─── The records
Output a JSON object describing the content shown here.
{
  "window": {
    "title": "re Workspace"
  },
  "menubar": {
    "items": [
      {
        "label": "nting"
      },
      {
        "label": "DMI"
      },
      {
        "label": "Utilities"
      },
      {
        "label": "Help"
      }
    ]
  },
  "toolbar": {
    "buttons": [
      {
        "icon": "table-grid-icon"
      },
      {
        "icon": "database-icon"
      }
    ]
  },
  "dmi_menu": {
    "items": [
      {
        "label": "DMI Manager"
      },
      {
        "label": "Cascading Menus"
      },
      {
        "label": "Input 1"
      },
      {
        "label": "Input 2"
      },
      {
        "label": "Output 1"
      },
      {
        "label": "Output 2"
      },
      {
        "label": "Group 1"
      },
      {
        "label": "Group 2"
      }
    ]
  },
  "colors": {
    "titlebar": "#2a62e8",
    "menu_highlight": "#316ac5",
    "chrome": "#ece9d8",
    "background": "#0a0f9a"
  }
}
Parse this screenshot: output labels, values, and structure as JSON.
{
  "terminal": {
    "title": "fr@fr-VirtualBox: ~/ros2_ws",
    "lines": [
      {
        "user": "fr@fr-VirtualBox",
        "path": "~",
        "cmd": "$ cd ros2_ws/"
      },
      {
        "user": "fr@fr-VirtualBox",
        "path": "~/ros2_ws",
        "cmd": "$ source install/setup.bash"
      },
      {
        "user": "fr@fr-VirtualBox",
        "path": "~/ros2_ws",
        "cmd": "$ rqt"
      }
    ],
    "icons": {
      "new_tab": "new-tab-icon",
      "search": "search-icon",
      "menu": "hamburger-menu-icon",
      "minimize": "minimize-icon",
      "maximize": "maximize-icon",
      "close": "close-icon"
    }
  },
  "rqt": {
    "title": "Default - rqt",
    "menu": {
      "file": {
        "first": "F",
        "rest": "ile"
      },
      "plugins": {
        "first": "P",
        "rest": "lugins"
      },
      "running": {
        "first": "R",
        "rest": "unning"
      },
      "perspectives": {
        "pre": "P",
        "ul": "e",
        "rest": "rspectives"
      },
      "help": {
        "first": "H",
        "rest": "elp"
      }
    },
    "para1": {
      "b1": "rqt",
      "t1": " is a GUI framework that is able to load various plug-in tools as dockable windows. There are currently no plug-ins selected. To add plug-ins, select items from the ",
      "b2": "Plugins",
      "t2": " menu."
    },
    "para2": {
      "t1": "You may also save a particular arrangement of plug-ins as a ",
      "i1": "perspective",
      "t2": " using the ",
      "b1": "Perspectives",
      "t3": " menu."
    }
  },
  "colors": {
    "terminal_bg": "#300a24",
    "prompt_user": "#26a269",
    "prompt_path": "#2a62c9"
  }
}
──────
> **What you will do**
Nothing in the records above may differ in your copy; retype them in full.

> **Expected answer**
Output a JSON object describing the content shown here.
{
  "window": {
    "title": "re Workspace"
  },
  "menubar": {
    "items": [
      {
        "label": "nting"
      },
      {
        "label": "DMI"
      },
      {
        "label": "Utilities"
      },
      {
        "label": "Help"
      }
    ]
  },
  "toolbar": {
    "buttons": [
      {
        "icon": "table-grid-icon"
      },
      {
        "icon": "database-icon"
      }
    ]
  },
  "dmi_menu": {
    "items": [
      {
        "label": "DMI Manager"
      },
      {
        "label": "Cascading Menus"
      },
      {
        "label": "Input 1"
      },
      {
        "label": "Input 2"
      },
      {
        "label": "Output 1"
      },
      {
        "label": "Output 2"
      },
      {
        "label": "Group 1"
      },
      {
        "label": "Group 2"
      }
    ]
  },
  "colors": {
    "titlebar": "#2a62e8",
    "menu_highlight": "#316ac5",
    "chrome": "#ece9d8",
    "background": "#0a0f9a"
  }
}
Parse this screenshot: output labels, values, and structure as JSON.
{
  "terminal": {
    "title": "fr@fr-VirtualBox: ~/ros2_ws",
    "lines": [
      {
        "user": "fr@fr-VirtualBox",
        "path": "~",
        "cmd": "$ cd ros2_ws/"
      },
      {
        "user": "fr@fr-VirtualBox",
        "path": "~/ros2_ws",
        "cmd": "$ source install/setup.bash"
      },
      {
        "user": "fr@fr-VirtualBox",
        "path": "~/ros2_ws",
        "cmd": "$ rqt"
      }
    ],
    "icons": {
      "new_tab": "new-tab-icon",
      "search": "search-icon",
      "menu": "hamburger-menu-icon",
      "minimize": "minimize-icon",
      "maximize": "maximize-icon",
      "close": "close-icon"
    }
  },
  "rqt": {
    "title": "Default - rqt",
    "menu": {
      "file": {
        "first": "F",
        "rest": "ile"
      },
      "plugins": {
        "first": "P",
        "rest": "lugins"
      },
      "running": {
        "first": "R",
        "rest": "unning"
      },
      "perspectives": {
        "pre": "P",
        "ul": "e",
        "rest": "rspectives"
      },
      "help": {
        "first": "H",
        "rest": "elp"
      }
    },
    "para1": {
      "b1": "rqt",
      "t1": " is a GUI framework that is able to load various plug-in tools as dockable windows. There are currently no plug-ins selected. To add plug-ins, select items from the ",
      "b2": "Plugins",
      "t2": " menu."
    },
    "para2": {
      "t1": "You may also save a particular arrangement of plug-ins as a ",
      "i1": "perspective",
      "t2": " using the ",
      "b1": "Perspectives",
      "t3": " menu."
    }
  },
  "colors": {
    "terminal_bg": "#300a24",
    "prompt_user": "#26a269",
    "prompt_path": "#2a62c9"
  }
}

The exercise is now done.